As it is almost impossible that the symptoms of the remedy and the symptoms of the patient’s disease cover each other exactly, “there is hardly any homeopathic medicine, which during it‘s action does not bring about some very slight unaccustomed complaint or small new symptom”. (§156 Organon)
Accessory symptoms of the correctly chosen remedy may also appear when the dose was too large, the remedy repeated too frequently, and/or the potency too high, so that medicinal symptoms of the remedy which were not experienced before, are displayed. This may especially appear in oversensitive patients who prove remedies easily.
If the accessory symptoms are troublesome, the remedy will not be capable of effecting real improvement. (§249 Organon) A medicine, although homeopathic to the case, does harm in every dose that is too large. The greater its homeopathicity the greater the harm of the remedy in too large doses as the patient‘s susceptibility is increased. The danger lies in establishing an artificial, medicinal disease with new and more severe symptoms, without extinguishing the old, natural disease.
What are we to do?
- If the aggravation is trifling or not dangerous the action of the medicine should not be interrupted. Wait till the aggravation wears off and amelioration follows. If repetition is necessary, repeat the remedy in a more suitable potency and/or reduced dose, or repeat less frequently. When remedies are applied in watery solution the dose can be easily adjusted to avoid aggravations.
- If the aggravation is of burdensome intensity it should not be endured. Either repeat the same remedy in a lower dose or potency, or in descending potencies to decrease the intensity of the remedy’s action, until the aggravation subsides. Check whether the remedy is truly indicated.
- If the aggravation is very severe or even life-threatening the action of the remedy should be interrupted by giving an antidote. Apply a remedy which is known to antidote the previously given remedy and which is most similar to the new troublesome symptoms. Let it act until the symptoms subside, then return to prescribing, adjusting potency and dose. Check whether the remedy is truly indicated.
- If the homeopathic aggravation appears towards the end of treatment the doses must be reduced further and/or repeated at longer intervals, or even stopped for several days, to see whether no more medicine is necessary for cure. If no further medicine is necessary the symptoms caused by the excess of the remedy will soon disappear and leave undisturbed health. (§248 Organon)
A dissimilar aggravation occurs when an incorrectly chosen remedy produces new, persisting and possibly troublesome symptoms which the patient had never experienced before. With the wrong remedy the patient does not feel better in general apart from the palliative relief of some superficial symptoms.
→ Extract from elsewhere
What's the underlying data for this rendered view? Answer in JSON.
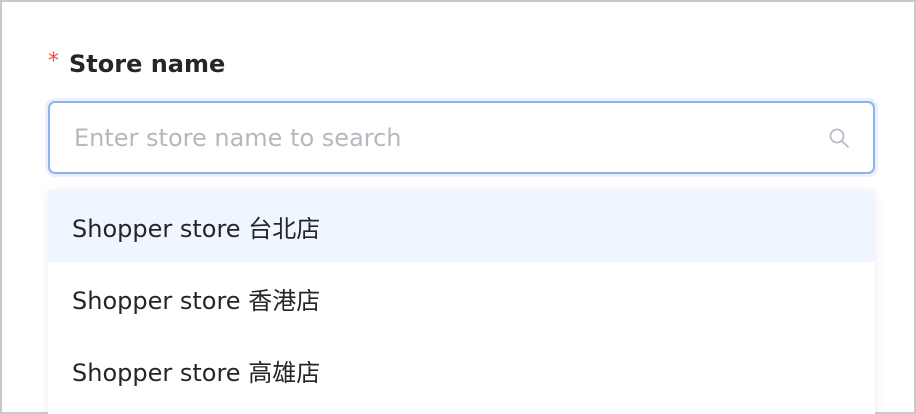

If the remedy is allowed to act the internal disease will be intensified, new ailments will develop, and an artificial, medicinal disease might be produced that suspends the natural disease. Beware to think the patient’s original disease has improved and another, old layer is coming to the surface!
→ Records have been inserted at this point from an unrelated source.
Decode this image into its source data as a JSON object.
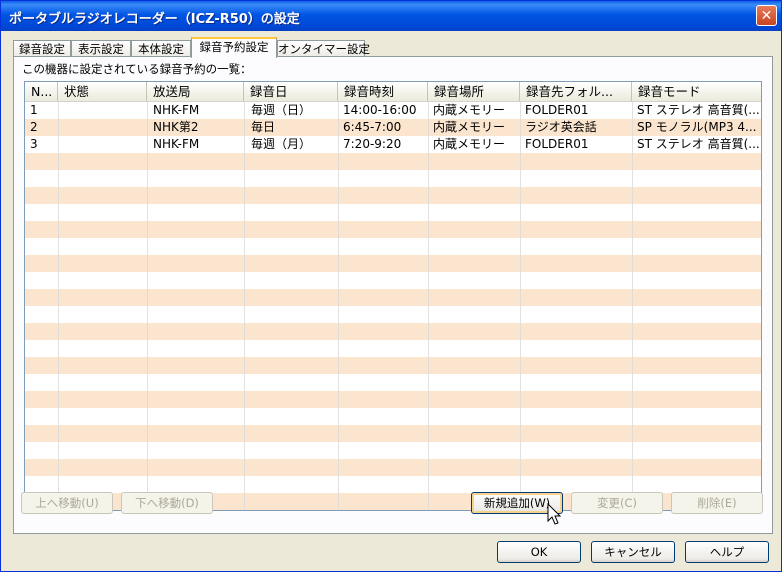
{
  "window": {
    "title": "ポータブルラジオレコーダー（ICZ-R50）の設定",
    "close_glyph": "✕"
  },
  "tabs": [
    {
      "label": "録音設定",
      "active": false
    },
    {
      "label": "表示設定",
      "active": false
    },
    {
      "label": "本体設定",
      "active": false
    },
    {
      "label": "録音予約設定",
      "active": true
    },
    {
      "label": "オンタイマー設定",
      "active": false
    }
  ],
  "panel": {
    "caption": "この機器に設定されている録音予約の一覧："
  },
  "list": {
    "columns": [
      "N...",
      "状態",
      "放送局",
      "録音日",
      "録音時刻",
      "録音場所",
      "録音先フォル...",
      "録音モード"
    ],
    "rows": [
      [
        "1",
        "",
        "NHK-FM",
        "毎週（日）",
        "14:00-16:00",
        "内蔵メモリー",
        "FOLDER01",
        "ST ステレオ 高音質(..."
      ],
      [
        "2",
        "",
        "NHK第2",
        "毎日",
        "6:45-7:00",
        "内蔵メモリー",
        "ラジオ英会話",
        "SP モノラル(MP3 4..."
      ],
      [
        "3",
        "",
        "NHK-FM",
        "毎週（月）",
        "7:20-9:20",
        "内蔵メモリー",
        "FOLDER01",
        "ST ステレオ 高音質(..."
      ]
    ],
    "colors": {
      "row_even": "#ffffff",
      "row_odd": "#fbe5cf"
    }
  },
  "buttons": {
    "move_up": "上へ移動(U)",
    "move_down": "下へ移動(D)",
    "new_add": "新規追加(W)",
    "change": "変更(C)",
    "delete": "削除(E)",
    "ok": "OK",
    "cancel": "キャンセル",
    "help": "ヘルプ"
  }
}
What are we to do?
- If the remedy is similar enough to remove a considerable part of the disease without causing too many or severe accessory symptoms, the treatment is to continue.
- Don’t repeat the remedy if it causes too many new and troublesome symptoms due to insufficient homeopathicity.
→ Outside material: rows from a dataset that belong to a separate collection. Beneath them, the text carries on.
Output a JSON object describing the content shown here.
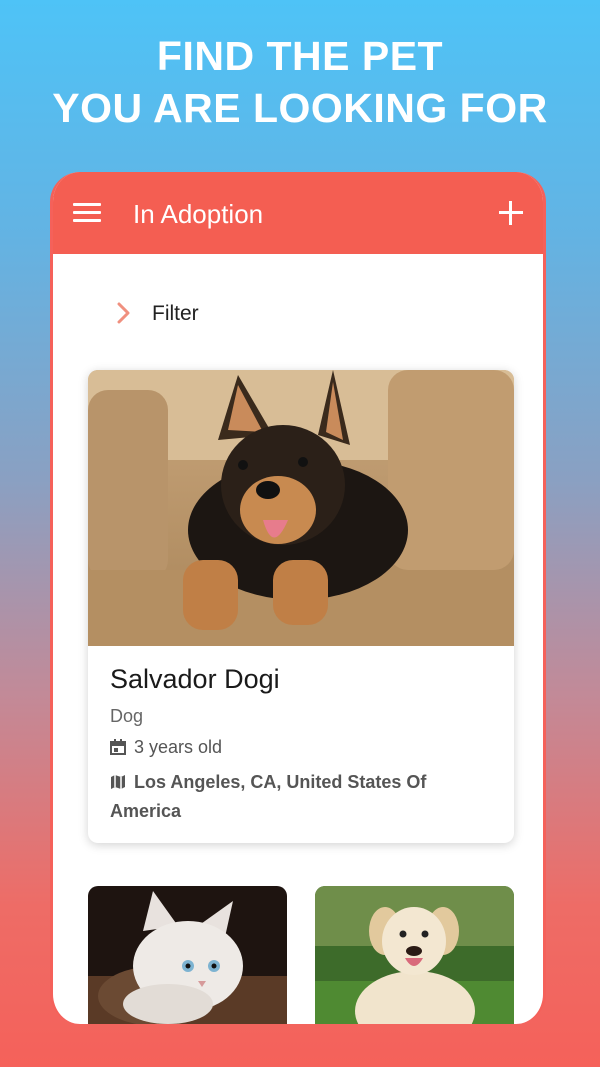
{
  "promo": {
    "line1": "FIND THE PET",
    "line2": "YOU ARE LOOKING FOR"
  },
  "appbar": {
    "title": "In Adoption",
    "menu_icon": "menu-icon",
    "add_icon": "add-icon",
    "color": "#f45e52"
  },
  "filter": {
    "label": "Filter",
    "icon": "chevron-right-icon",
    "icon_color": "#f0907f"
  },
  "featured_pet": {
    "name": "Salvador Dogi",
    "type": "Dog",
    "age": "3 years old",
    "location": "Los Angeles, CA, United States Of America",
    "age_icon": "calendar-icon",
    "location_icon": "map-icon"
  },
  "more_pets": [
    {
      "photo": "kitten-photo"
    },
    {
      "photo": "labrador-photo"
    }
  ]
}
- If there appear symptoms of some moment, don‘t allow the dose to exhaust it‘s action but take corrective measures.
- If the new symptoms are not severe, a better indicated remedy should be given immediately.
- If the new symptoms are troublesome or even dangerous, the action of the remedy should be stopped by an antidote before giving a better chosen remedy. Chose an antidote that is known to antidote the action of the previously given remedy and which is similar to the new, troublesome symptoms.
- To chose a better remedy the remainder of the original symptoms and the newly developed symptoms are to combine in a grand totality, as the new symptoms are of such a nature as the disease itself was capable of producing.